Recorded data

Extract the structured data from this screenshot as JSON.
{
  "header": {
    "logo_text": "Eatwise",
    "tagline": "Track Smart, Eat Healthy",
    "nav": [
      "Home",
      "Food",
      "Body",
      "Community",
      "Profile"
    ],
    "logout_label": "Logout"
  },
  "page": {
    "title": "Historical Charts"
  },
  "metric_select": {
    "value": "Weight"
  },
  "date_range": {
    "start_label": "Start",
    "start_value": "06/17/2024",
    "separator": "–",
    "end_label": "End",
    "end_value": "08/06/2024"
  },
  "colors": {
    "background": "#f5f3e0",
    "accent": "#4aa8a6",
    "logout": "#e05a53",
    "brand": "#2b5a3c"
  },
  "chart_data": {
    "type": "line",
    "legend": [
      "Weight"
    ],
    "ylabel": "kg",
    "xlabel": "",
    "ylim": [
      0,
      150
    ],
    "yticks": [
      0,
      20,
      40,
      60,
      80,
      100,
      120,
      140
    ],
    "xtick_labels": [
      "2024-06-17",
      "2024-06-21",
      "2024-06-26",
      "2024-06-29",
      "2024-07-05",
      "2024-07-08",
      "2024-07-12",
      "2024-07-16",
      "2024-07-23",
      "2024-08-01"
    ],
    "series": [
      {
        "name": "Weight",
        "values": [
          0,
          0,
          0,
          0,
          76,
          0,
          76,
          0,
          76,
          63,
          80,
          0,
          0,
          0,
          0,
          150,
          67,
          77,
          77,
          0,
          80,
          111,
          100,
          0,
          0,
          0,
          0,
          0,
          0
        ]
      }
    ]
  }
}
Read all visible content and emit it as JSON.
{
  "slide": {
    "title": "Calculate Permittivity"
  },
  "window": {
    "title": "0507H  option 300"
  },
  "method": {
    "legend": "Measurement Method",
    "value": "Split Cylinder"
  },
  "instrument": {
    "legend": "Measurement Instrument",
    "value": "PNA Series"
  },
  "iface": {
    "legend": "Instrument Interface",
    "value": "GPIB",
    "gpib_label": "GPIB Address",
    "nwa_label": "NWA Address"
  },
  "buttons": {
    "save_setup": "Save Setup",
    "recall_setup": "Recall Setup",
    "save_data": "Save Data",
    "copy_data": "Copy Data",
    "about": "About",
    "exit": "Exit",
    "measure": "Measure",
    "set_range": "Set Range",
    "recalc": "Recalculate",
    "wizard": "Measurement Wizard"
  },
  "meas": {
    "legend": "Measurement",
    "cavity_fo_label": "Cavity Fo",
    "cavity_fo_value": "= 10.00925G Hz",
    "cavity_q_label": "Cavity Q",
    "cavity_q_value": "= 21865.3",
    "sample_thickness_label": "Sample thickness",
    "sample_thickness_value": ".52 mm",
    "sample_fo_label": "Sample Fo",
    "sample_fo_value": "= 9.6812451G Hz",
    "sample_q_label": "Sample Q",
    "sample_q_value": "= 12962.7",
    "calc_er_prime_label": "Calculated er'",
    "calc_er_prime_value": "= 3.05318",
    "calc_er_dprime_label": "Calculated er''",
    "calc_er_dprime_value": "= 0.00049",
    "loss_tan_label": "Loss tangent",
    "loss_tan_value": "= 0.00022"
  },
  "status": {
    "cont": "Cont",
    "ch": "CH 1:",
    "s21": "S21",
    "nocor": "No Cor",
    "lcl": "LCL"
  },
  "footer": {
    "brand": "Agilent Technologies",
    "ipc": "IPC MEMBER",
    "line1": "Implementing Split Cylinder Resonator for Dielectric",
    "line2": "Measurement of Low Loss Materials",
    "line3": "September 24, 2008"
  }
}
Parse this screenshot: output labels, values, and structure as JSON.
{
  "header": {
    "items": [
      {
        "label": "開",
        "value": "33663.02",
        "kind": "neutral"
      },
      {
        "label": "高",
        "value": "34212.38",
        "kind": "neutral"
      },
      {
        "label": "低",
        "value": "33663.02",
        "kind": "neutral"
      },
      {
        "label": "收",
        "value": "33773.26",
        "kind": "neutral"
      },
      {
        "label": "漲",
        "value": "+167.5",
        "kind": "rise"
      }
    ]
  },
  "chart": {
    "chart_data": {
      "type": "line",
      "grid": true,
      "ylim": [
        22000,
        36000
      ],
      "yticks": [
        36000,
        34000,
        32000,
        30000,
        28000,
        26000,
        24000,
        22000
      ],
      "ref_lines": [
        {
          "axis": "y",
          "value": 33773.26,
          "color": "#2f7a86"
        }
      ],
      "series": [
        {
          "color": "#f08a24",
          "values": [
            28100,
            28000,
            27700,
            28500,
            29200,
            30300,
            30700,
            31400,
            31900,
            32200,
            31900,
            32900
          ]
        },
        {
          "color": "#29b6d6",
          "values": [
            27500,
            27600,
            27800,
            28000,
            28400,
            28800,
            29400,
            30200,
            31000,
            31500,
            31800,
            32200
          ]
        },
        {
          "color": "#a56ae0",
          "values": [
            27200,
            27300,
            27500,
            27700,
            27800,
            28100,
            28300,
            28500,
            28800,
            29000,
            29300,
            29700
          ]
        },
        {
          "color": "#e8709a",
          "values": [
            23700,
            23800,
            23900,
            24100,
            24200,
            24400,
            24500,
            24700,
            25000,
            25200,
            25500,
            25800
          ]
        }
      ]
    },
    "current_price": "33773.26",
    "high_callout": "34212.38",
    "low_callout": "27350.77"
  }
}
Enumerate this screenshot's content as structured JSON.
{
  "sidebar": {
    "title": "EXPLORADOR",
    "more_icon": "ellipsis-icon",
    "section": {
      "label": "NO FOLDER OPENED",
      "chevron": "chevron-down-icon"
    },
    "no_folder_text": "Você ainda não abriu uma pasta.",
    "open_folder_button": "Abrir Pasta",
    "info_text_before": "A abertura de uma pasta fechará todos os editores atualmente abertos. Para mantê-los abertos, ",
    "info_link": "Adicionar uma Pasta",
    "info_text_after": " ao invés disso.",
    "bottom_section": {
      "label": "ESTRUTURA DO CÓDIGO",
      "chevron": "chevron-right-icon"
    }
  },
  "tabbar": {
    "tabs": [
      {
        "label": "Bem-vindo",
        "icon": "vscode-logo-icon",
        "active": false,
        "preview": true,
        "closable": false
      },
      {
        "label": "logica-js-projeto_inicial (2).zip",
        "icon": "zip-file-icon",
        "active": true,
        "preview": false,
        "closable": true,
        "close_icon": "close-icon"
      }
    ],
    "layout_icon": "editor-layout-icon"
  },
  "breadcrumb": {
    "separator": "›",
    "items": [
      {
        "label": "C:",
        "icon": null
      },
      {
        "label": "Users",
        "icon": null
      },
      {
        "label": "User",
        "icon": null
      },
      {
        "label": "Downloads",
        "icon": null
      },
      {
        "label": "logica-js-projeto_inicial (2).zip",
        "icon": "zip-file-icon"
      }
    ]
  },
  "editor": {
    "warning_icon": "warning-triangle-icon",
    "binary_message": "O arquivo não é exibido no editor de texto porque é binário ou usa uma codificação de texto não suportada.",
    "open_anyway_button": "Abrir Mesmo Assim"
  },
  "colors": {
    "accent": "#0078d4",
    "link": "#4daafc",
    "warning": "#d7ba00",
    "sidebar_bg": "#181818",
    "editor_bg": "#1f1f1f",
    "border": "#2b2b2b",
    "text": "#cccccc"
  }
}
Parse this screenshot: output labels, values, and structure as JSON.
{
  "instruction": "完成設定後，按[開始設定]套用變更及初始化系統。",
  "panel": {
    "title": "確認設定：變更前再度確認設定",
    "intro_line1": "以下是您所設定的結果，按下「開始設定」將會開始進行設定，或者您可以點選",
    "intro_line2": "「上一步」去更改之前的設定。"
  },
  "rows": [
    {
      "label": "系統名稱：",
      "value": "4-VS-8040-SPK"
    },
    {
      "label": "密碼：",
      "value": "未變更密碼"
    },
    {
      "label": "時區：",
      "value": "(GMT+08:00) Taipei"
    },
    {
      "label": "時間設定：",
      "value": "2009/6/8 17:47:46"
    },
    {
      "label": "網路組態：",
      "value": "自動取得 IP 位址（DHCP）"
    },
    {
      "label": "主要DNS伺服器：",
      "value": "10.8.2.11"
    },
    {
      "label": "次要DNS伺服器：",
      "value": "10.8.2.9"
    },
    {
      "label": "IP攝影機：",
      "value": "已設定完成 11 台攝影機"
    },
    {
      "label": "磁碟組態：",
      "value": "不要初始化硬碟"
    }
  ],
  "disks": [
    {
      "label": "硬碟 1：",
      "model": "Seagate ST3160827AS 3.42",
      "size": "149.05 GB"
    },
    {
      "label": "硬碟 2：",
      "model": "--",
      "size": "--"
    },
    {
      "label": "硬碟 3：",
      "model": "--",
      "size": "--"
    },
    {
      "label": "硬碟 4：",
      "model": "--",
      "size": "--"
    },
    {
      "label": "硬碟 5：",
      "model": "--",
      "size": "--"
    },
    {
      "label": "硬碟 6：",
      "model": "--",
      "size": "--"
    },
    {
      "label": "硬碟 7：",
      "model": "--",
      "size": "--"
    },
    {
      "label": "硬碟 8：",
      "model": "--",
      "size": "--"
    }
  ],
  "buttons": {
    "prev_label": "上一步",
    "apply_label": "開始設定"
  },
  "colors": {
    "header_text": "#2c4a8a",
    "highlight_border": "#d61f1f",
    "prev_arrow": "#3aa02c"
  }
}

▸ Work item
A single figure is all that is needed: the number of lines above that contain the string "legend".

▸ Exercise response
5